TASK BRIEF = Show every line below where "Aakash" appears.

>>>>>

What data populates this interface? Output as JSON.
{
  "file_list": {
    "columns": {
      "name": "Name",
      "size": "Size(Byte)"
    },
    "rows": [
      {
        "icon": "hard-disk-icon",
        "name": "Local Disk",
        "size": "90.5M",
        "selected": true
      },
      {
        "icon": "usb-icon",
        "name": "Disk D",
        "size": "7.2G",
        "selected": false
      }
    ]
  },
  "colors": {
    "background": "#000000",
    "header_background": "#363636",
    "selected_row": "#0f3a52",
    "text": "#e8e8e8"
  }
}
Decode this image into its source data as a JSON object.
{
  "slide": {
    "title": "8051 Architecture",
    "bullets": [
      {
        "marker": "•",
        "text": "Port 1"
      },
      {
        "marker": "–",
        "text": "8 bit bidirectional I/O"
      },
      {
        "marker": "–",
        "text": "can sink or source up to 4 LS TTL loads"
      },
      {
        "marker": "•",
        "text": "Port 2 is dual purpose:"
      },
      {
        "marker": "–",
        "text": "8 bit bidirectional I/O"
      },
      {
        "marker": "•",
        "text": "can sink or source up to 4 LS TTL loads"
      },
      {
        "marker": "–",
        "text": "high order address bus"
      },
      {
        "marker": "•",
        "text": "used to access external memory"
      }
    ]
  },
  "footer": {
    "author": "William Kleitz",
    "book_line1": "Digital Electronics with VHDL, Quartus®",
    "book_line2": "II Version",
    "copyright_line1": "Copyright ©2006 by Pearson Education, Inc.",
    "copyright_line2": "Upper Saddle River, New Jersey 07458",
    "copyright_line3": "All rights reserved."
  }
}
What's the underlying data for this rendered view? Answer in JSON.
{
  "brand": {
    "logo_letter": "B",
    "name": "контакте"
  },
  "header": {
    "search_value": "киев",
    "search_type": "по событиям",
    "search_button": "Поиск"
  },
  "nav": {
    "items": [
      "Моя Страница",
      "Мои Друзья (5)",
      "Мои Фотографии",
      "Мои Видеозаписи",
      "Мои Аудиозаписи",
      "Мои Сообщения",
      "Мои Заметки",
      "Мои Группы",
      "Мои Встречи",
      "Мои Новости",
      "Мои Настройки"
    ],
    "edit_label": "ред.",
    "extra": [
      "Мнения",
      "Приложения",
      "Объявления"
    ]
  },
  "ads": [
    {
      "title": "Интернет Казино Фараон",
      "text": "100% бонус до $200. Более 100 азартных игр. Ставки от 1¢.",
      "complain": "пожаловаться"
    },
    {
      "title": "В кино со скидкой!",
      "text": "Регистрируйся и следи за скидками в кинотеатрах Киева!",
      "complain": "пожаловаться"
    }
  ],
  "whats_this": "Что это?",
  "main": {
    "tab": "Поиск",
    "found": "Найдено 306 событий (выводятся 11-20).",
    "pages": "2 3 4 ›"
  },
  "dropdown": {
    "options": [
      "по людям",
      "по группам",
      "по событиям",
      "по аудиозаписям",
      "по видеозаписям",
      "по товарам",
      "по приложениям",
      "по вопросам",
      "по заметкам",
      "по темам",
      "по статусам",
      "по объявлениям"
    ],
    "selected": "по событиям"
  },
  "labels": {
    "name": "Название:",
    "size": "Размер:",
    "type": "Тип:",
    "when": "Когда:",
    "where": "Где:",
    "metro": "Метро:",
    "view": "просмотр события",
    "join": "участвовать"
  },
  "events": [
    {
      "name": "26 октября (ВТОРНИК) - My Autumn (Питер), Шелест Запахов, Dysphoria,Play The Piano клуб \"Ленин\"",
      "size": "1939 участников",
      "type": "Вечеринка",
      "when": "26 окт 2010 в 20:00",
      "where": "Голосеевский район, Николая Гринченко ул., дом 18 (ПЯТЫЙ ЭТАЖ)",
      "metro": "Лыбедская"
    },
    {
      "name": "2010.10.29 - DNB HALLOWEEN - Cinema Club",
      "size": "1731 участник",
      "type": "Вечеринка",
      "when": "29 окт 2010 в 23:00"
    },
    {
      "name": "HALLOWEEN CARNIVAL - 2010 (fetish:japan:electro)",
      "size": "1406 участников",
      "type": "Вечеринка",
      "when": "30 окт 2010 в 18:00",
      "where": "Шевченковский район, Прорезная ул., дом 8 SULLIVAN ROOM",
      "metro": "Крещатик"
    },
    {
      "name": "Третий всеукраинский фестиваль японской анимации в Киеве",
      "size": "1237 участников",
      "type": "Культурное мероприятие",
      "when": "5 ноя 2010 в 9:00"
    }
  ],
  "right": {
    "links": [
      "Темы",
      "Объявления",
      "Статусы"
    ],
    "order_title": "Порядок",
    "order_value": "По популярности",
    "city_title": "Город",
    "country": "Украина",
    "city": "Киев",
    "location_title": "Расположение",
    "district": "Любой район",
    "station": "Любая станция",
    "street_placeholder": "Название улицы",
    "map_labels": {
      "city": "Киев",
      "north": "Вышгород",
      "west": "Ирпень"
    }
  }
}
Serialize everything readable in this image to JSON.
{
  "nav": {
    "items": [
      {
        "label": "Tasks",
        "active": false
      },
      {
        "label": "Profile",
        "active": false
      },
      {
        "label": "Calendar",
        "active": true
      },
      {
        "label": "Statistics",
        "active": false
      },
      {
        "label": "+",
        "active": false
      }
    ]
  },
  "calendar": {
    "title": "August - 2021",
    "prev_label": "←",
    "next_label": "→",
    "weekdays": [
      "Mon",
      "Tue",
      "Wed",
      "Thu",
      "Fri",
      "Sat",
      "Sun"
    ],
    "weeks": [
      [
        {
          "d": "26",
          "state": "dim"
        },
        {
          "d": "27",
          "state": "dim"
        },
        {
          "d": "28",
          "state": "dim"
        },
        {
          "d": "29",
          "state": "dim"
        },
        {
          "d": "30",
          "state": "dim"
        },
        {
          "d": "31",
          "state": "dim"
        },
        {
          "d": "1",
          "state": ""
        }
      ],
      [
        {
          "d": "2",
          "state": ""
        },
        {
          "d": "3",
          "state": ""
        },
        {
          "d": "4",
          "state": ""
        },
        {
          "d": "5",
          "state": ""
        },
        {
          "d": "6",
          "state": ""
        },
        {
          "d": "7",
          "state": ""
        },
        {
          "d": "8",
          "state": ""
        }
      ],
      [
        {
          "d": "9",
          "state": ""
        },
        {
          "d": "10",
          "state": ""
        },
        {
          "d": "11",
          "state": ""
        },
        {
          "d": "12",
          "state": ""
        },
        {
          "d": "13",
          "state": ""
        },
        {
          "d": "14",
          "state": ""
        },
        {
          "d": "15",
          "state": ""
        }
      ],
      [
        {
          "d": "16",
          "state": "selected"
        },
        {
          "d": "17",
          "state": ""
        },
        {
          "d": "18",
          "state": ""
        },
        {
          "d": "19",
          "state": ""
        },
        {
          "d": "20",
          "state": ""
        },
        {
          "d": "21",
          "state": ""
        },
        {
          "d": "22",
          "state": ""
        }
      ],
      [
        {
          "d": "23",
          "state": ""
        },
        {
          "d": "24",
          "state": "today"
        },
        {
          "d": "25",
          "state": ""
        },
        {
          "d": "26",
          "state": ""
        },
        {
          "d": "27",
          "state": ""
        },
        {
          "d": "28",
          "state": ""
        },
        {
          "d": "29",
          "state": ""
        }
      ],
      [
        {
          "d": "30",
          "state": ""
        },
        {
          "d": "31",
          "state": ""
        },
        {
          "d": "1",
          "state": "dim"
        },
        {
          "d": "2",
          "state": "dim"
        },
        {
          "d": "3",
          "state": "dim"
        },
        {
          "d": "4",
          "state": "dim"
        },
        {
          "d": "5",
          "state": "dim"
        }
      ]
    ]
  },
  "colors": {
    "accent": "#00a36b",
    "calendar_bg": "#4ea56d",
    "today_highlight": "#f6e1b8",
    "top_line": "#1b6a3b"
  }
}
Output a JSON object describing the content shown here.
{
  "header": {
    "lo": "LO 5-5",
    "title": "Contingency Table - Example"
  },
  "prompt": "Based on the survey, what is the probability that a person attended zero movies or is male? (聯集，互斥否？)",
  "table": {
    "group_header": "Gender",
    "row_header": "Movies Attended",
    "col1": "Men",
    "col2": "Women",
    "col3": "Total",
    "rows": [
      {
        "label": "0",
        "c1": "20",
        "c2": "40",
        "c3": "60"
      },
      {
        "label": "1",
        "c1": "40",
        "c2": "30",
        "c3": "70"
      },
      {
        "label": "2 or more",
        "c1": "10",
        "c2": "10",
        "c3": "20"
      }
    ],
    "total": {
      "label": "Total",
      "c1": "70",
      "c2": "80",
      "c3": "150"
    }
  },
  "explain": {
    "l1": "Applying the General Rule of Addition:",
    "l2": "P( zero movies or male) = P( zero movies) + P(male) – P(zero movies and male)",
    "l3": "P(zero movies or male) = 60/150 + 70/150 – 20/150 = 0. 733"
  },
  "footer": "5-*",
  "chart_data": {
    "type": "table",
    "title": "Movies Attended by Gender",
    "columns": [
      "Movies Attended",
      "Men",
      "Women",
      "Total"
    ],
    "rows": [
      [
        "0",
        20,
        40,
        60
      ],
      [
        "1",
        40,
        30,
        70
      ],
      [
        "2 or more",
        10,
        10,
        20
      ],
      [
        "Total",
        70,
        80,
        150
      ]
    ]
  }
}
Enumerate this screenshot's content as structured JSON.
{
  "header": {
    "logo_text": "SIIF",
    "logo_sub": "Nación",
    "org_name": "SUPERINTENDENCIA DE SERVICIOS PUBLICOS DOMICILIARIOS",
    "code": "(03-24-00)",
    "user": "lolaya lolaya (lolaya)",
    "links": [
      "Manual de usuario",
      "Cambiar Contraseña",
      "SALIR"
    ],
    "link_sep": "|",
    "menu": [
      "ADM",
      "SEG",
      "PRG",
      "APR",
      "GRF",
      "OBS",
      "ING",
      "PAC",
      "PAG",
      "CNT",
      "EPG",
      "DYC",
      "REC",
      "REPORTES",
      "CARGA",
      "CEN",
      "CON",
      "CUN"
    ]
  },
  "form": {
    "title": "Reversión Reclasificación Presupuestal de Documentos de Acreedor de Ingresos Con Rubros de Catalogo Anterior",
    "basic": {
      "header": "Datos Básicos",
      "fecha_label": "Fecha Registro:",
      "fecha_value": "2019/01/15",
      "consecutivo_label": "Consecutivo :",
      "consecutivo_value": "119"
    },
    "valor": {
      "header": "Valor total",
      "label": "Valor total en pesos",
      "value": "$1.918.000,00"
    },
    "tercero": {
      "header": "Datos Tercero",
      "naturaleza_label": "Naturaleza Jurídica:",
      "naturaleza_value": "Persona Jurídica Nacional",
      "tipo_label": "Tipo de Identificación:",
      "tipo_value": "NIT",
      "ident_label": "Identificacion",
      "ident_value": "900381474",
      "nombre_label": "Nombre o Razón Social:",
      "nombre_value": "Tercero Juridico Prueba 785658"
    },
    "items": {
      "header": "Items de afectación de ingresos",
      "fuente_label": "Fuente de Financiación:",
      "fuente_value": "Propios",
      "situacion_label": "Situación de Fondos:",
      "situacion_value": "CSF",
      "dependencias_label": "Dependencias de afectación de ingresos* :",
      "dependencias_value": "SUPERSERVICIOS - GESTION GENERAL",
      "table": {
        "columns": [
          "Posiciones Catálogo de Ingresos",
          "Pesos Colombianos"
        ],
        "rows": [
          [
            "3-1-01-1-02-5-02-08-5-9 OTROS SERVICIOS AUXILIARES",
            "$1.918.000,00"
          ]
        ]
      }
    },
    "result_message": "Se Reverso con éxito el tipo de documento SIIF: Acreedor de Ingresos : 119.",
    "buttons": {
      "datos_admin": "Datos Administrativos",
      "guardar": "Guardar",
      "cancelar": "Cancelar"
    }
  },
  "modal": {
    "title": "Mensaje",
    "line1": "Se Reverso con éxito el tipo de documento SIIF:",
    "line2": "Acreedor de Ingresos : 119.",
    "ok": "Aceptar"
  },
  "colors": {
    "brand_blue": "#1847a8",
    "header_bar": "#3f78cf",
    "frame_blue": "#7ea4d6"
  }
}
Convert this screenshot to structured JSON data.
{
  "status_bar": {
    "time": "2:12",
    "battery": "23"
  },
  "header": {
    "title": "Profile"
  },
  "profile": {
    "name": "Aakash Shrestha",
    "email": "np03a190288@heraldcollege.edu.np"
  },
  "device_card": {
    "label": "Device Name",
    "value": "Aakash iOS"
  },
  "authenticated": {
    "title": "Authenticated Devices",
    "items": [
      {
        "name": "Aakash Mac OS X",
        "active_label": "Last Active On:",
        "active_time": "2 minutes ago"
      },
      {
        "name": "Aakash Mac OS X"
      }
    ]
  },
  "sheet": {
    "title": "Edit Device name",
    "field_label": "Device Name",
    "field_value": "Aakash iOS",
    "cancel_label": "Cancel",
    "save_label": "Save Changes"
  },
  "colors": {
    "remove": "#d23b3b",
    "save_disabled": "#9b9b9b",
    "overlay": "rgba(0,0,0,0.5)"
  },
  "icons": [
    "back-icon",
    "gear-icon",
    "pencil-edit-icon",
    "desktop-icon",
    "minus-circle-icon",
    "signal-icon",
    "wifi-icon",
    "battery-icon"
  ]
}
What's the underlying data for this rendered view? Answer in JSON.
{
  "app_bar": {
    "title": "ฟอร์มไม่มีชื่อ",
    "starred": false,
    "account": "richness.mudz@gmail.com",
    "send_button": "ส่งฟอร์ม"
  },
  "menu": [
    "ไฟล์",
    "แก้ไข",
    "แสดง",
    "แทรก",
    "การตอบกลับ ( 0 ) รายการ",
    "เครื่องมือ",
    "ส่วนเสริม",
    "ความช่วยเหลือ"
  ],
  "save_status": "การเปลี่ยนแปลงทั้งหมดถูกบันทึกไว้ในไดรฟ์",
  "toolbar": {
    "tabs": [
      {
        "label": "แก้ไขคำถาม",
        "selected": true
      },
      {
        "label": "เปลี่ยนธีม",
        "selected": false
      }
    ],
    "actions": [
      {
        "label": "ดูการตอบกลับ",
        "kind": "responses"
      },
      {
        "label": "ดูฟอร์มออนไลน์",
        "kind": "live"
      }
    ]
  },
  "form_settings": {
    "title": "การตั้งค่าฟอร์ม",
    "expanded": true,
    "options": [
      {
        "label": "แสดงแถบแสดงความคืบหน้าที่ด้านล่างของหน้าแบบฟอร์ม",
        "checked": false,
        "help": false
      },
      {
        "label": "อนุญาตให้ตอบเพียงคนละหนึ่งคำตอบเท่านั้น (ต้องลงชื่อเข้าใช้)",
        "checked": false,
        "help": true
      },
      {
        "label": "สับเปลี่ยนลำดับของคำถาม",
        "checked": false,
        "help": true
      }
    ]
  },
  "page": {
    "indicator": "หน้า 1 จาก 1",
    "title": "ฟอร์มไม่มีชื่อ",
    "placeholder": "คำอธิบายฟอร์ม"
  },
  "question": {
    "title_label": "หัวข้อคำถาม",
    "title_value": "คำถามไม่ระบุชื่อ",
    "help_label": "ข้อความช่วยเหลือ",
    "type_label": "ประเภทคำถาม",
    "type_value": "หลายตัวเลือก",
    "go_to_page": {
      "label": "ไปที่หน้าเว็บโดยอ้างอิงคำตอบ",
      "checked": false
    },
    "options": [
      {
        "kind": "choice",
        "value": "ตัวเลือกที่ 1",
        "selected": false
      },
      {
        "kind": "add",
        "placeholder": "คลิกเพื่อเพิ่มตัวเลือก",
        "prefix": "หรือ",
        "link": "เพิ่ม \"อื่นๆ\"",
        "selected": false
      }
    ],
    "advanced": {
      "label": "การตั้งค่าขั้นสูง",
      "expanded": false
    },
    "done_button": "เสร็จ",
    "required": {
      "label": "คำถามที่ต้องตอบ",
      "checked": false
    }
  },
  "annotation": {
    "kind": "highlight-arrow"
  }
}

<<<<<

EXPECTED ANSWER =
    "name": "Aakash Shrestha",
    "value": "Aakash iOS"
        "name": "Aakash Mac OS X",
        "name": "Aakash Mac OS X"
    "field_value": "Aakash iOS",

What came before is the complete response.